3) "Just relaxing" does not lead to conception. That's hardly news to anyone in the ALI community, but just for the record, AJ was conceived during one of the most stressful months of my recent life. (My life to that point.) First of all, January is a really hectic time at work. Second, we were doing IVF for the first time. Third, IVF failed, and we were told not to bother even trying another cycle of IVF with our own gametes. Fourth, our house was burgled. Some time in between IVF failure and burglary Ember was conceived. Fun, eh?
On the other hand, even though we had a lot of shit go down, Mr. Turtle and I handled it all quite well. I think the fact that we knew we were going to do IVF had a lot to do with it, because we expected it to be stressful and were very deliberate about how we handled the stress. I worried less about work than I ever have (because I decided I was going to not care about stupid things). The IVF failure was crushing, but we did have a lot of support and we were able to care for each other and have rational conversations about next steps. The burglary was awful, but we put it in perspective. As I said to Mr. Turtle: "We can feel bad about all the things that happened this month, but we can feel good about how we were handling it." So, yeah, January was stressful, and we were stressed, but we did cope well, all things considered.
4) Control over ourselves - or our pregnancy/child - or anything or anyone - is an illusion. Again, this probably isn't news to anyone, and it shouldn't have been news to me, but. Other than joy-shock-fear, the biggest emotion I felt - and still often feel - with regards to AJ's conception was an overwhelming sense of being utterly helpless in the face of fate. AJ might live and grow, or might not, and in some scenarios at least, no knowledge or action of mine could change the outcome. Whether it's my personality, or the circumstances, or a bit of both, I've been unable to completely look away from this particular piece of knowledge, and sometimes I feel like I'm shattering from the inside out from the sheer awfulness of knowing it. As my pregnancy progressed uneventfully, the logical part of me felt like the burden should be easier to bear because our story is a happy one. Why am I sometimes so negative? But if good things can be bestowed in the blink of an eye, they can also be taken away. When I come to this dark place, I can feel envious of people who have the consolation of religious faith and practice, because it seems like they have a mental/emotional structure for dealing with the questions, that the rest of us don't. Maybe.

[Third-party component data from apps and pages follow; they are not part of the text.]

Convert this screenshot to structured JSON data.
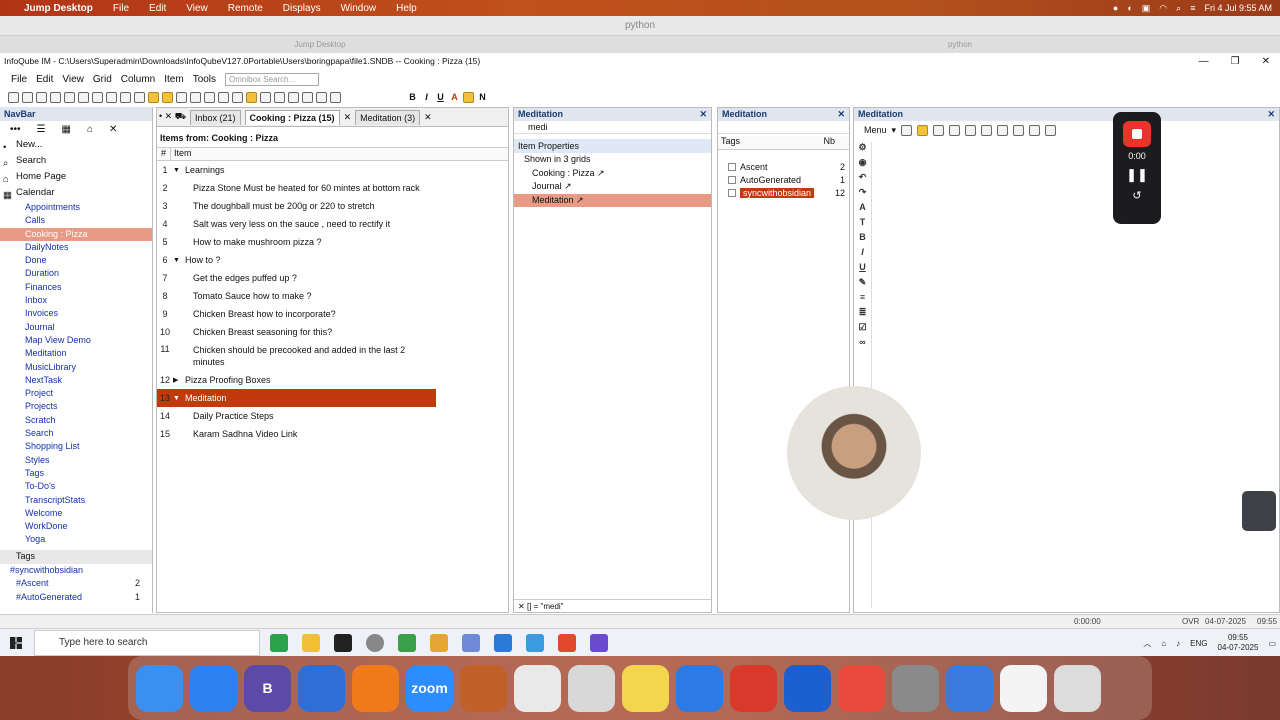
{
  "mac_menubar": {
    "app": "Jump Desktop",
    "items": [
      "File",
      "Edit",
      "View",
      "Remote",
      "Displays",
      "Window",
      "Help"
    ],
    "clock": "Fri 4 Jul  9:55 AM"
  },
  "remote_titlebar": "python",
  "remote_tabs": [
    "Jump Desktop",
    "python"
  ],
  "window": {
    "title": "InfoQube IM - C:\\Users\\Superadmin\\Downloads\\InfoQubeV127.0Portable\\Users\\boringpapa\\file1.SNDB -- Cooking : Pizza (15)"
  },
  "app_menu": [
    "File",
    "Edit",
    "View",
    "Grid",
    "Column",
    "Item",
    "Tools"
  ],
  "omnibox_placeholder": "Omnibox Search...",
  "navbar": {
    "title": "NavBar",
    "top": [
      "New...",
      "Search",
      "Home Page",
      "Calendar"
    ],
    "items": [
      "Appointments",
      "Calls",
      "Cooking : Pizza",
      "DailyNotes",
      "Done",
      "Duration",
      "Finances",
      "Inbox",
      "Invoices",
      "Journal",
      "Map View Demo",
      "Meditation",
      "MusicLibrary",
      "NextTask",
      "Project",
      "Projects",
      "Scratch",
      "Search",
      "Shopping List",
      "Styles",
      "Tags",
      "To-Do's",
      "TranscriptStats",
      "Welcome",
      "WorkDone",
      "Yoga"
    ],
    "selected": "Cooking : Pizza",
    "tags_label": "Tags",
    "tags": [
      {
        "name": "#syncwithobsidian",
        "count": ""
      },
      {
        "name": "#Ascent",
        "count": "2"
      },
      {
        "name": "#AutoGenerated",
        "count": "1"
      }
    ]
  },
  "grid_tabs": [
    "Inbox (21)",
    "Cooking : Pizza (15)",
    "Meditation (3)"
  ],
  "grid": {
    "header_prefix": "Items from:",
    "header_source": "Cooking : Pizza",
    "col_num": "#",
    "col_item": "Item",
    "rows": [
      {
        "n": "1",
        "text": "Learnings",
        "type": "parent"
      },
      {
        "n": "2",
        "text": "Pizza Stone Must be heated for 60 mintes at bottom rack",
        "type": "child"
      },
      {
        "n": "3",
        "text": "The doughball must be 200g or 220 to stretch",
        "type": "child"
      },
      {
        "n": "4",
        "text": "Salt was very less on the sauce , need to rectify it",
        "type": "child"
      },
      {
        "n": "5",
        "text": "How to make mushroom pizza ?",
        "type": "child"
      },
      {
        "n": "6",
        "text": "How to ?",
        "type": "parent"
      },
      {
        "n": "7",
        "text": "Get the edges puffed up ?",
        "type": "child"
      },
      {
        "n": "8",
        "text": "Tomato Sauce how to make ?",
        "type": "child"
      },
      {
        "n": "9",
        "text": "Chicken Breast how to incorporate?",
        "type": "child"
      },
      {
        "n": "10",
        "text": "Chicken Breast seasoning for this?",
        "type": "child"
      },
      {
        "n": "11",
        "text": "Chicken should be precooked and added in the last 2 minutes",
        "type": "child"
      },
      {
        "n": "12",
        "text": "Pizza Proofing Boxes",
        "type": "parent"
      },
      {
        "n": "13",
        "text": "Meditation",
        "type": "parent"
      },
      {
        "n": "14",
        "text": "Daily Practice Steps",
        "type": "child"
      },
      {
        "n": "15",
        "text": "Karam Sadhna Video Link",
        "type": "child"
      }
    ]
  },
  "props_panel": {
    "title": "Meditation",
    "filter": "medi",
    "section": "Item Properties",
    "shown_in": "Shown in 3 grids",
    "grids": [
      "Cooking : Pizza",
      "Journal",
      "Meditation"
    ],
    "footer": "[] = \"medi\""
  },
  "tags_panel": {
    "title": "Meditation",
    "col_tags": "Tags",
    "col_nb": "Nb",
    "tags": [
      {
        "name": "Ascent",
        "count": "2"
      },
      {
        "name": "AutoGenerated",
        "count": "1"
      },
      {
        "name": "syncwithobsidian",
        "count": "12"
      }
    ]
  },
  "notes_panel": {
    "title": "Meditation",
    "menu": "Menu"
  },
  "recorder": {
    "time": "0:00"
  },
  "statusbar": {
    "elapsed": "0:00:00",
    "mode": "OVR",
    "date": "04-07-2025",
    "time": "09:55"
  },
  "taskbar": {
    "search_placeholder": "Type here to search",
    "lang": "ENG",
    "time": "09:55",
    "date": "04-07-2025"
  },
  "dock": [
    {
      "name": "Finder",
      "color": "#3b8ff0"
    },
    {
      "name": "Safari",
      "color": "#2e7ff0"
    },
    {
      "name": "B",
      "color": "#5c4aa8",
      "label": "B"
    },
    {
      "name": "Bookmarks",
      "color": "#2d6fd6"
    },
    {
      "name": "Books",
      "color": "#f07a1a"
    },
    {
      "name": "Zoom",
      "color": "#2d8cff",
      "label": "zoom"
    },
    {
      "name": "Keychain",
      "color": "#c0612a"
    },
    {
      "name": "Chrome",
      "color": "#e9e9e9"
    },
    {
      "name": "Script",
      "color": "#d8d8d8"
    },
    {
      "name": "Notes",
      "color": "#f4d64e"
    },
    {
      "name": "Xcode Tools",
      "color": "#2c7be5"
    },
    {
      "name": "Paprika",
      "color": "#d8392b"
    },
    {
      "name": "1Password",
      "color": "#1b5fd1"
    },
    {
      "name": "Jump",
      "color": "#e84b3c"
    },
    {
      "name": "System Settings",
      "color": "#8a8a8a"
    },
    {
      "name": "1Password 2",
      "color": "#3a7be0"
    },
    {
      "name": "Document",
      "color": "#f4f4f4"
    },
    {
      "name": "Trash",
      "color": "#dcdcdc"
    }
  ]
}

Many years ago, I wrote a poem while walking along the ocean, that ended with these lines:
the waves break and break
but leave no pieces to be picked up.
I break and break and break, but throughout my pregnancy, I held on to the hope that my child and I are like waves on the ocean, and we will both be drawn back into something bigger and deeper than all the small pieces of this experience that I can perceive right now. And I hold on to it still.